shares," the source said.
Cellphone subscribers up 4.6% in June
Russia had 97.595m mobile phone subscribers at the end of June, up 4.6 per cent
from the end of May, AC&M Consulting said in its monthly update, New Europe
Experts said the June results surpassed even the most optimistic forecasts.
An expected drop in the number of subscribers who signed up during the New
Year's campaign did not take place. The number of subscribers in Russia grew by
4.4m in June, up 500,000 from May. Mobile phone penetration, or the number of
cellphones per 100 people, was 67 per cent, compared with 64.2 per cent at the
end of May. Mobile TeleSystems (MTS) showed good results in Moscow, but was weak
in the regions, the analysts said.
Megafon grew slightly in Moscow and the regions. VimpelCom gained the most new
subscribers in Russia on the whole and in the regions, including St. Petersburg.
"If the current trend remains, we predict that Russia will have 130m mobile
phone subscribers in Russia by the end of 2005," the update said.
VimpelCom buys mobile operator in Sakhalin
VimpelCom said it paid US$51.2m for control of a mobile operator in Sakhalin,
opening up the oil-and gas-rich region to the company, it was reported by New
VimpelCom bought 84.4 per cent of Sakhalin Telecom Mobile, which holds licences
for the Far East island, the company said in a statement. VimpelCom also paid
US$5m for a 60 per cent stake in Sakhalin Telecom, a fixed-line alternative
operator on the island, the statement said.
Siemens mobile devices sales up
Growth in sales by the Russian division of Siemens Mobile Devices in 2004
amounted to 55 per cent, Mobile Devices chief, Clemens Joos, said recently at a
press conference in Moscow. He said that in the world Siemens Mobile Devices is
currently making a loss, Interfax News Agency reported.
However, in 2006 the company hopes to turn this around following a deal with the
Taiwan company BenQ. The merger of Siemens and BenQ mobile phone production
business may be completed in fall 2005. According to Mobile Research Group

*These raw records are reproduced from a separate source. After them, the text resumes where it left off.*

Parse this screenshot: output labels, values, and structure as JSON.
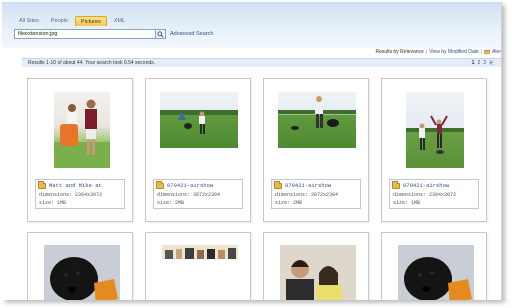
{
  "tabs": [
    {
      "label": "All Sites",
      "active": false
    },
    {
      "label": "People",
      "active": false
    },
    {
      "label": "Pictures",
      "active": true
    },
    {
      "label": "XML",
      "active": false
    }
  ],
  "search": {
    "query": "fileextension:jpg",
    "advanced_label": "Advanced Search"
  },
  "sort": {
    "prefix": "Results by Relevance",
    "separator": "|",
    "modified_link": "View by Modified Date",
    "alert_label": "Aler"
  },
  "results": {
    "summary": "Results 1-10 of about 44. Your search took 0.54 seconds.",
    "pages": [
      "1",
      "2",
      "3"
    ]
  },
  "cards": [
    {
      "title": "Matt and Mike at",
      "dimensions": "dimensions: 2304x3072",
      "size": "size: 1MB"
    },
    {
      "title": "070421-airshow",
      "dimensions": "dimensions: 3072x2304",
      "size": "size: 2MB"
    },
    {
      "title": "070421-airshow",
      "dimensions": "dimensions: 3072x2304",
      "size": "size: 2MB"
    },
    {
      "title": "070421-airshow",
      "dimensions": "dimensions: 2304x3072",
      "size": "size: 1MB"
    }
  ]
}
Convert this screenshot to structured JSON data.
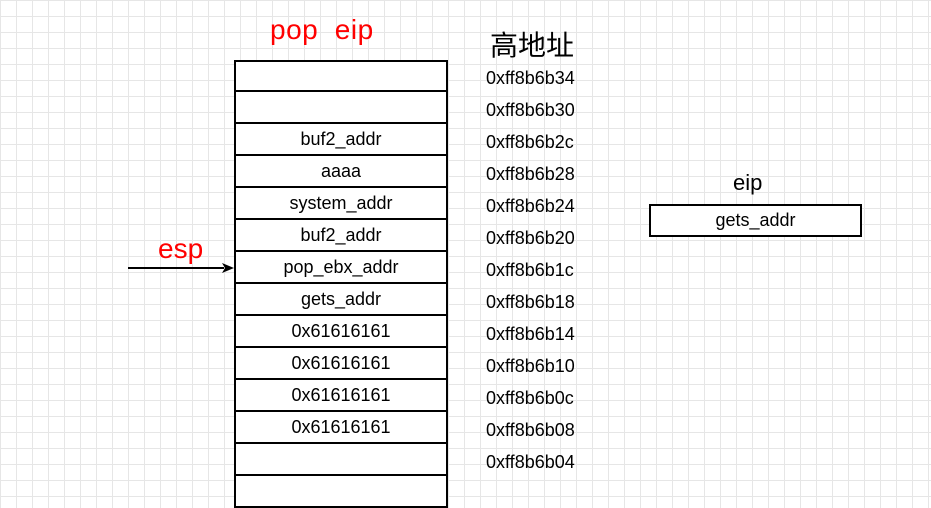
{
  "title_left": "pop  eip",
  "title_right": "高地址",
  "stack": {
    "cells": [
      "",
      "",
      "buf2_addr",
      "aaaa",
      "system_addr",
      "buf2_addr",
      "pop_ebx_addr",
      "gets_addr",
      "0x61616161",
      "0x61616161",
      "0x61616161",
      "0x61616161",
      "",
      ""
    ]
  },
  "addresses": [
    "0xff8b6b34",
    "0xff8b6b30",
    "0xff8b6b2c",
    "0xff8b6b28",
    "0xff8b6b24",
    "0xff8b6b20",
    "0xff8b6b1c",
    "0xff8b6b18",
    "0xff8b6b14",
    "0xff8b6b10",
    "0xff8b6b0c",
    "0xff8b6b08",
    "0xff8b6b04"
  ],
  "esp_label": "esp",
  "eip_label": "eip",
  "eip_value": "gets_addr",
  "colors": {
    "accent": "#ff0000",
    "grid": "#e6e6e6",
    "line": "#000000"
  }
}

analyst Eldar Murtazin, the disappearance of the Siemens brand will have a
negative influence on company revenue, including in Russia.